Leaving out the pictures, output each record exactly as it stands.

**Dataset rows describing interfaces**
········

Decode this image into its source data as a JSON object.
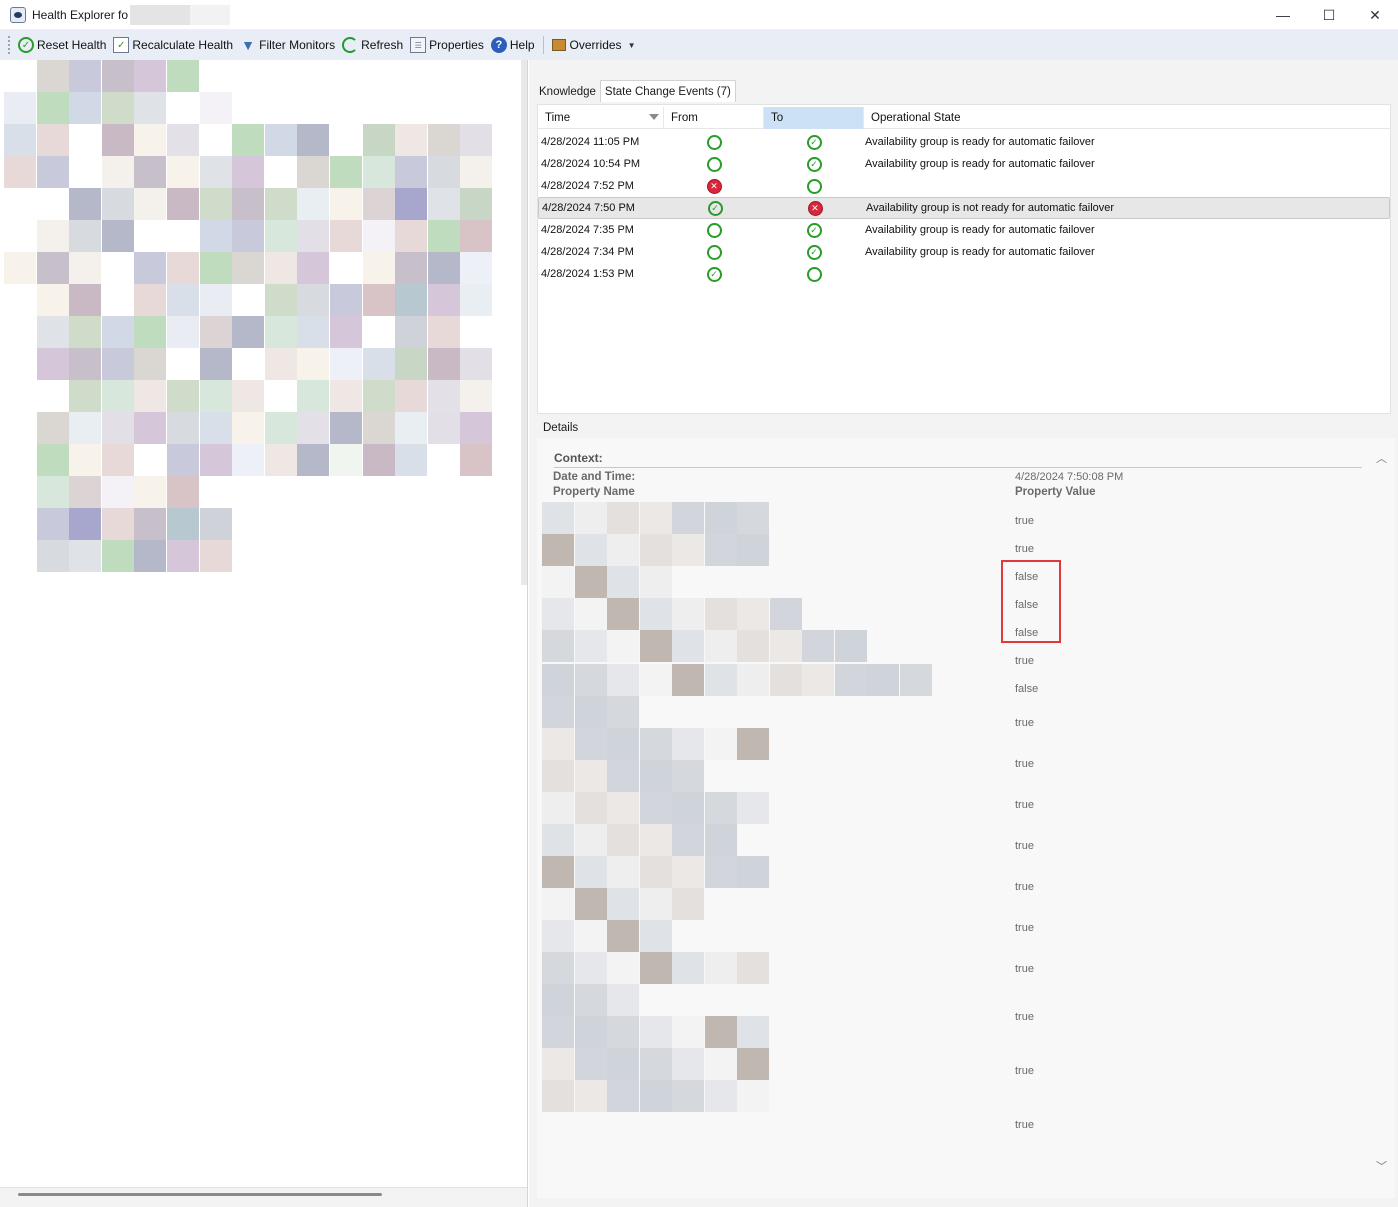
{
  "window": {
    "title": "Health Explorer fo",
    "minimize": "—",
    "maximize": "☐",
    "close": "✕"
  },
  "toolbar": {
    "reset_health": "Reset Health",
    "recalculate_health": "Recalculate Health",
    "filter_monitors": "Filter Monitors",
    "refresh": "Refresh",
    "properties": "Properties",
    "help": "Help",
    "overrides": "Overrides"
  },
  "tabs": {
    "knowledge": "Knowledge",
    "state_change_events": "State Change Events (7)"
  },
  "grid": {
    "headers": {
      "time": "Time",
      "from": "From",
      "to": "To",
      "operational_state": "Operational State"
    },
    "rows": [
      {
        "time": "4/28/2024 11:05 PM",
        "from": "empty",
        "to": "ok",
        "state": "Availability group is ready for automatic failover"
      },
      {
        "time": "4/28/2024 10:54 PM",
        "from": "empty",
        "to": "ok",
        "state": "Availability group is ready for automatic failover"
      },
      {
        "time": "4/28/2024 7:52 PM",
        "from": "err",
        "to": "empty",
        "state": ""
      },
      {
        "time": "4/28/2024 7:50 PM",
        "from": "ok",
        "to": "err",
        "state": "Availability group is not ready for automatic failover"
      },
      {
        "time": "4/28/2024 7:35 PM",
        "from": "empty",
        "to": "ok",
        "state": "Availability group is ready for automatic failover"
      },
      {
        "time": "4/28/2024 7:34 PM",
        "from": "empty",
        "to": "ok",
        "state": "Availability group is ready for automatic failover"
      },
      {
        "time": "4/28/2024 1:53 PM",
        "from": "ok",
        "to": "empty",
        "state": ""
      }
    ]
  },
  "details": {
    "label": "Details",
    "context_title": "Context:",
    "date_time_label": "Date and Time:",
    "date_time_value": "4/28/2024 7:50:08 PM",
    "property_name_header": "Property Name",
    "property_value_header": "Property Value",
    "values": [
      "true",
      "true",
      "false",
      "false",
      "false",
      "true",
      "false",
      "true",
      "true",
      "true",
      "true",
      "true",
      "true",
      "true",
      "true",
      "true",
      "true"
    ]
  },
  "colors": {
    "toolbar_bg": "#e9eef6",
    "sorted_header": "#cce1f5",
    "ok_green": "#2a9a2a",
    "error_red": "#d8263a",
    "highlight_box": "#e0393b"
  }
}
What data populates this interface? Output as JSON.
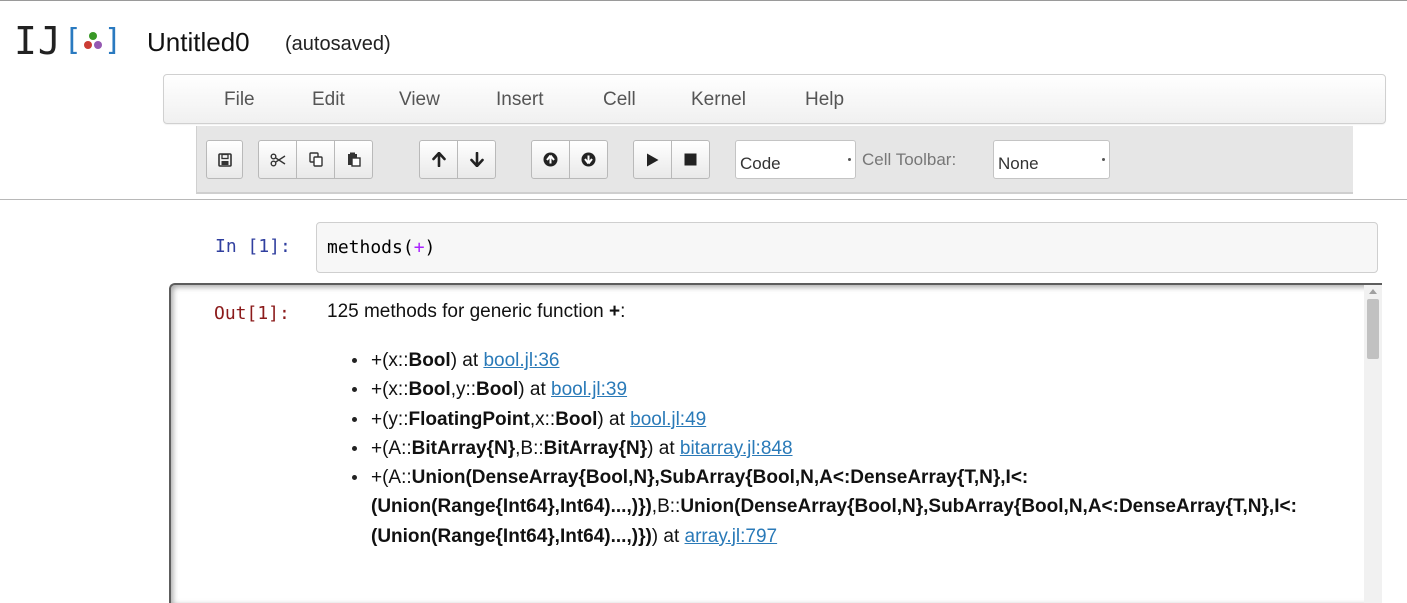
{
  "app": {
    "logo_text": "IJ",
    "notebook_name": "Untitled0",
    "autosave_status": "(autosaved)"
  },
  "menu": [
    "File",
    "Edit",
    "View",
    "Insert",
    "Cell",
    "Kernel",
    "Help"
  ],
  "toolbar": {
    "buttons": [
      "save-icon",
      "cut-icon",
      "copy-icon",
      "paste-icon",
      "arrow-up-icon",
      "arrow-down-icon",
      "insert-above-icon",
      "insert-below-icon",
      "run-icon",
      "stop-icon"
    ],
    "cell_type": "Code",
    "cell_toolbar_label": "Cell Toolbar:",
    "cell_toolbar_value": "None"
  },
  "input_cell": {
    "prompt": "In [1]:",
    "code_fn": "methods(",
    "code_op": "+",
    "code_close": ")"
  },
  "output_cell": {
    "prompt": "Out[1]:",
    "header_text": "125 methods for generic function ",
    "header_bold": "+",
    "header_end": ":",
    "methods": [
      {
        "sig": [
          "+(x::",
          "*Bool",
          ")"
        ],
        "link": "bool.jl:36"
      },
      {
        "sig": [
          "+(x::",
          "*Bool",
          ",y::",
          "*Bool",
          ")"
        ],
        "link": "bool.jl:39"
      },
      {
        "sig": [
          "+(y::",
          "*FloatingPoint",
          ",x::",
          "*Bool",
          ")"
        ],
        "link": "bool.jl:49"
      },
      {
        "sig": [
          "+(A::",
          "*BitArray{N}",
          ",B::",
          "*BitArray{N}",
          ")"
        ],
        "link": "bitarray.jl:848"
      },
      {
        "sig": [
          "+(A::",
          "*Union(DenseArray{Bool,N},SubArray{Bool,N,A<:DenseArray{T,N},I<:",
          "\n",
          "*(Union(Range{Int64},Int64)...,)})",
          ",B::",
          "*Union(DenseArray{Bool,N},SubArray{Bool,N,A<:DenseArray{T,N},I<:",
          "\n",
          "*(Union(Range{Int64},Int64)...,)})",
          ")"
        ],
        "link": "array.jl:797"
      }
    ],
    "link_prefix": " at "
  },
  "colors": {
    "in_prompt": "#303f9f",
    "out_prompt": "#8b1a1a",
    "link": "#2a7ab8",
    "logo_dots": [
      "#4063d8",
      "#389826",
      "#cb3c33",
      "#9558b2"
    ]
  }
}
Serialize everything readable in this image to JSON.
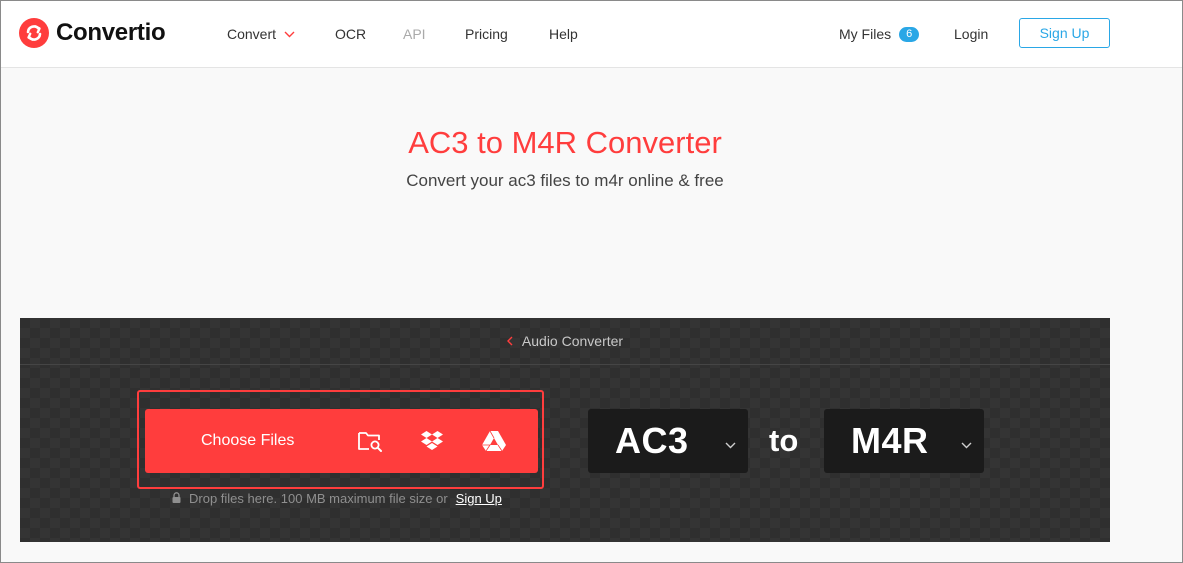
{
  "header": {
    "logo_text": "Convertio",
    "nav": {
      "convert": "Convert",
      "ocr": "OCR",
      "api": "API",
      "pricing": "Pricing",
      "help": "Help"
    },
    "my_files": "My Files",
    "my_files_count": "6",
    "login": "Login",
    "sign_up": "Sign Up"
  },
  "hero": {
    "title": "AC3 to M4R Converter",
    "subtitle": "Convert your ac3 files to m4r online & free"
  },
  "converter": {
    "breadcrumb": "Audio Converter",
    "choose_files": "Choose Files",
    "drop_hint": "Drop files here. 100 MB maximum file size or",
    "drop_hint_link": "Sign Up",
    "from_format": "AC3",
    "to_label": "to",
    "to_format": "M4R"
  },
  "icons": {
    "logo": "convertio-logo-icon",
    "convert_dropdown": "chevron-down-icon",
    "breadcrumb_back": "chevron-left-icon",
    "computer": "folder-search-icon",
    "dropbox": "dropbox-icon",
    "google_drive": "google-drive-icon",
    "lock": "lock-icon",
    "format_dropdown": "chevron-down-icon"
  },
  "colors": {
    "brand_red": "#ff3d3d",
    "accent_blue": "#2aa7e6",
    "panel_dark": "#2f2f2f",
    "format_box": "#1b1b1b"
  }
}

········

**Written reply**
Decode this image into its source data as a JSON object.
{
  "window": {
    "title": "Health Explorer fo",
    "minimize": "—",
    "maximize": "☐",
    "close": "✕"
  },
  "toolbar": {
    "reset_health": "Reset Health",
    "recalculate_health": "Recalculate Health",
    "filter_monitors": "Filter Monitors",
    "refresh": "Refresh",
    "properties": "Properties",
    "help": "Help",
    "overrides": "Overrides"
  },
  "tabs": {
    "knowledge": "Knowledge",
    "state_change_events": "State Change Events (7)"
  },
  "grid": {
    "headers": {
      "time": "Time",
      "from": "From",
      "to": "To",
      "operational_state": "Operational State"
    },
    "rows": [
      {
        "time": "4/28/2024 11:05 PM",
        "from": "empty",
        "to": "ok",
        "state": "Availability group is ready for automatic failover"
      },
      {
        "time": "4/28/2024 10:54 PM",
        "from": "empty",
        "to": "ok",
        "state": "Availability group is ready for automatic failover"
      },
      {
        "time": "4/28/2024 7:52 PM",
        "from": "err",
        "to": "empty",
        "state": ""
      },
      {
        "time": "4/28/2024 7:50 PM",
        "from": "ok",
        "to": "err",
        "state": "Availability group is not ready for automatic failover"
      },
      {
        "time": "4/28/2024 7:35 PM",
        "from": "empty",
        "to": "ok",
        "state": "Availability group is ready for automatic failover"
      },
      {
        "time": "4/28/2024 7:34 PM",
        "from": "empty",
        "to": "ok",
        "state": "Availability group is ready for automatic failover"
      },
      {
        "time": "4/28/2024 1:53 PM",
        "from": "ok",
        "to": "empty",
        "state": ""
      }
    ]
  },
  "details": {
    "label": "Details",
    "context_title": "Context:",
    "date_time_label": "Date and Time:",
    "date_time_value": "4/28/2024 7:50:08 PM",
    "property_name_header": "Property Name",
    "property_value_header": "Property Value",
    "values": [
      "true",
      "true",
      "false",
      "false",
      "false",
      "true",
      "false",
      "true",
      "true",
      "true",
      "true",
      "true",
      "true",
      "true",
      "true",
      "true",
      "true"
    ]
  },
  "colors": {
    "toolbar_bg": "#e9eef6",
    "sorted_header": "#cce1f5",
    "ok_green": "#2a9a2a",
    "error_red": "#d8263a",
    "highlight_box": "#e0393b"
  }
}
What data populates this interface? Output as JSON.
{
  "app": {
    "logo_text": "IJ",
    "notebook_name": "Untitled0",
    "autosave_status": "(autosaved)"
  },
  "menu": [
    "File",
    "Edit",
    "View",
    "Insert",
    "Cell",
    "Kernel",
    "Help"
  ],
  "toolbar": {
    "buttons": [
      "save-icon",
      "cut-icon",
      "copy-icon",
      "paste-icon",
      "arrow-up-icon",
      "arrow-down-icon",
      "insert-above-icon",
      "insert-below-icon",
      "run-icon",
      "stop-icon"
    ],
    "cell_type": "Code",
    "cell_toolbar_label": "Cell Toolbar:",
    "cell_toolbar_value": "None"
  },
  "input_cell": {
    "prompt": "In [1]:",
    "code_fn": "methods(",
    "code_op": "+",
    "code_close": ")"
  },
  "output_cell": {
    "prompt": "Out[1]:",
    "header_text": "125 methods for generic function ",
    "header_bold": "+",
    "header_end": ":",
    "methods": [
      {
        "sig": [
          "+(x::",
          "*Bool",
          ")"
        ],
        "link": "bool.jl:36"
      },
      {
        "sig": [
          "+(x::",
          "*Bool",
          ",y::",
          "*Bool",
          ")"
        ],
        "link": "bool.jl:39"
      },
      {
        "sig": [
          "+(y::",
          "*FloatingPoint",
          ",x::",
          "*Bool",
          ")"
        ],
        "link": "bool.jl:49"
      },
      {
        "sig": [
          "+(A::",
          "*BitArray{N}",
          ",B::",
          "*BitArray{N}",
          ")"
        ],
        "link": "bitarray.jl:848"
      },
      {
        "sig": [
          "+(A::",
          "*Union(DenseArray{Bool,N},SubArray{Bool,N,A<:DenseArray{T,N},I<:",
          "\n",
          "*(Union(Range{Int64},Int64)...,)})",
          ",B::",
          "*Union(DenseArray{Bool,N},SubArray{Bool,N,A<:DenseArray{T,N},I<:",
          "\n",
          "*(Union(Range{Int64},Int64)...,)})",
          ")"
        ],
        "link": "array.jl:797"
      }
    ],
    "link_prefix": " at "
  },
  "colors": {
    "in_prompt": "#303f9f",
    "out_prompt": "#8b1a1a",
    "link": "#2a7ab8",
    "logo_dots": [
      "#4063d8",
      "#389826",
      "#cb3c33",
      "#9558b2"
    ]
  }
}
Serialize everything readable in this image to JSON.
{
  "header": {
    "logo_text": "Convertio",
    "nav": {
      "convert": "Convert",
      "ocr": "OCR",
      "api": "API",
      "pricing": "Pricing",
      "help": "Help"
    },
    "my_files": "My Files",
    "my_files_count": "6",
    "login": "Login",
    "sign_up": "Sign Up"
  },
  "hero": {
    "title": "AC3 to M4R Converter",
    "subtitle": "Convert your ac3 files to m4r online & free"
  },
  "converter": {
    "breadcrumb": "Audio Converter",
    "choose_files": "Choose Files",
    "drop_hint": "Drop files here. 100 MB maximum file size or",
    "drop_hint_link": "Sign Up",
    "from_format": "AC3",
    "to_label": "to",
    "to_format": "M4R"
  },
  "icons": {
    "logo": "convertio-logo-icon",
    "convert_dropdown": "chevron-down-icon",
    "breadcrumb_back": "chevron-left-icon",
    "computer": "folder-search-icon",
    "dropbox": "dropbox-icon",
    "google_drive": "google-drive-icon",
    "lock": "lock-icon",
    "format_dropdown": "chevron-down-icon"
  },
  "colors": {
    "brand_red": "#ff3d3d",
    "accent_blue": "#2aa7e6",
    "panel_dark": "#2f2f2f",
    "format_box": "#1b1b1b"
  }
}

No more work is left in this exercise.